A trip to London’s Olympic Park on Saturday evening was enough to encapsulate the entirety of Timo Werner‘s first season in England.
The German international started as Thomas Tuchel‘s central striker, scoring the crucial winning goal to move Chelsea back into the Champions League places – a competition they contest in Spain this week.
So which Timo Werner will Real Madrid encounter on Tuesday? The good Werner or the bad Werner? The answer is: probably a mixture of the two.
Just when you think he’s having a good game, he’ll pass up a golden opportunity to score and, just when you think he’s having a shocker, he’ll pop up with a vital assist.
While there can sometimes be no in-between for strikers who rely on confidence, there really isn’t an extreme side of Werner, either good or bad.
It’s not that Werner is an outright striker, either. It wasn’t long before Frank Lampard began deploying him as a left winger during the first part of the season and, while Tuchel was expected to rediscover the potent finisher that played for RB Leipzig, he still fluctuates in his position.
On Saturday, he started as Chelsea‘s No.9. The previous weekend in the FA Cup, he played from the left, with Kai Havertz the more central figure in Tuchel‘s front three. In both games, Werner was decisive.
Against Manchester City at Wembley, Chelsea exploited the German’s pace down the sides of the defence. On two occasions, he crossed for Hakim Ziyech to score – one offside and one not – as he settled for the role of creator over converter. That combination was what helped Tuchel‘s side on their way in the second leg of their Champions League tie with Atletico Madrid.

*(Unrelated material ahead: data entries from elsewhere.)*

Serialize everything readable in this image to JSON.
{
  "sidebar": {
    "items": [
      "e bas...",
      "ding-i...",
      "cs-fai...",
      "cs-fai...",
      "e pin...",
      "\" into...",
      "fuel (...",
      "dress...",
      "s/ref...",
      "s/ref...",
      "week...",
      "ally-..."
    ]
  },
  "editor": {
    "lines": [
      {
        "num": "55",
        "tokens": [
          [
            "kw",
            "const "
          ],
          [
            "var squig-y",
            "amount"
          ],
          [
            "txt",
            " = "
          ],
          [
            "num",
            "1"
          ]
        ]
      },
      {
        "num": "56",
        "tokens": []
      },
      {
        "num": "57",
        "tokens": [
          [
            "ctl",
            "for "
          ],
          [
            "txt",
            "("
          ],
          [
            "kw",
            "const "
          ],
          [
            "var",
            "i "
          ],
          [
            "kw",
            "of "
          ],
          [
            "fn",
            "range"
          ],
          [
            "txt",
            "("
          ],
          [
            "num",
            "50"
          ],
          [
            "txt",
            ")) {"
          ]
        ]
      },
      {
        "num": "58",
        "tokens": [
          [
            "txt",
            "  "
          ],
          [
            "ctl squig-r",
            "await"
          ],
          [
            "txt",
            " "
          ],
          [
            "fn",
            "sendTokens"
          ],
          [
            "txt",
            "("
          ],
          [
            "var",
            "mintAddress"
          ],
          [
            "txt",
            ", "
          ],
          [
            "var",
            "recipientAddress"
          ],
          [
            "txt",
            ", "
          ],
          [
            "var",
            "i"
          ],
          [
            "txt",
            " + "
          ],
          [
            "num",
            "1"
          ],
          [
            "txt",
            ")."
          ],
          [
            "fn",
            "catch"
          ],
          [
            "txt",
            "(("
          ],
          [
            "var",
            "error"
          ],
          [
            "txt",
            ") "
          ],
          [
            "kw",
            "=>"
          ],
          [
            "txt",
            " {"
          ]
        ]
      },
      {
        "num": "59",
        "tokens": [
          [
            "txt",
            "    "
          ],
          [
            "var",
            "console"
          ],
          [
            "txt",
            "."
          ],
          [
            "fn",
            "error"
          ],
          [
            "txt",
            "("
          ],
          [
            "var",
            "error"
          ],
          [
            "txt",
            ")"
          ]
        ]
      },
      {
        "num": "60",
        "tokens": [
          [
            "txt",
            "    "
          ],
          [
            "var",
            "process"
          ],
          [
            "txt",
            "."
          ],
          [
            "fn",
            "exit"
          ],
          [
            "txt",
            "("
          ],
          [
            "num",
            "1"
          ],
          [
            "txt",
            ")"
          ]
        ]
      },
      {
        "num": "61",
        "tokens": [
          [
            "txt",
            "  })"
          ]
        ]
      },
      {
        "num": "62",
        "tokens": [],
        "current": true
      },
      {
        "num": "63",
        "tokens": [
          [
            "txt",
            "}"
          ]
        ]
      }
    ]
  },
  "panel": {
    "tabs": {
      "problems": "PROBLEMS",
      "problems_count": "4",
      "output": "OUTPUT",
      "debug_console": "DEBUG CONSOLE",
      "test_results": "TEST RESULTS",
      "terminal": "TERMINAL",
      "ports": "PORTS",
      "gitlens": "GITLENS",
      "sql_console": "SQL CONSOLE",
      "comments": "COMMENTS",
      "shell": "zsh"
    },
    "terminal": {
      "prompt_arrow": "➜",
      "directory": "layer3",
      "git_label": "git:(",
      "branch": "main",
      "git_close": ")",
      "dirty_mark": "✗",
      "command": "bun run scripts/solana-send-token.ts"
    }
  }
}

Against West Ham, it was Werner who occupied the poacher’s position, finishing off a cross from Ben Chilwell to score himself. Right on cue, though, he scuppered arguably an easier chance in the second half, putting the rebound from Mason Mount’s shot inexplicably wide.
The way Real Madrid set up on Tuesday – or the way Tuchel expects them to set up – may well dictate which Werner they face. If they sit back, he’ll have less space to operate in. If they push forward, he can run in behind. It’s not as though Los Blancos have many slow defenders, though.
It may be the case that Werner does not start at all. With options like Havertz, Ziyech, Christian Pulisic, Callum Hudson-Odoi, Olivier Giroud and Tammy Abraham to call upon to complement the almost-certain-starter Mount, Tuchel can shuffle his pack.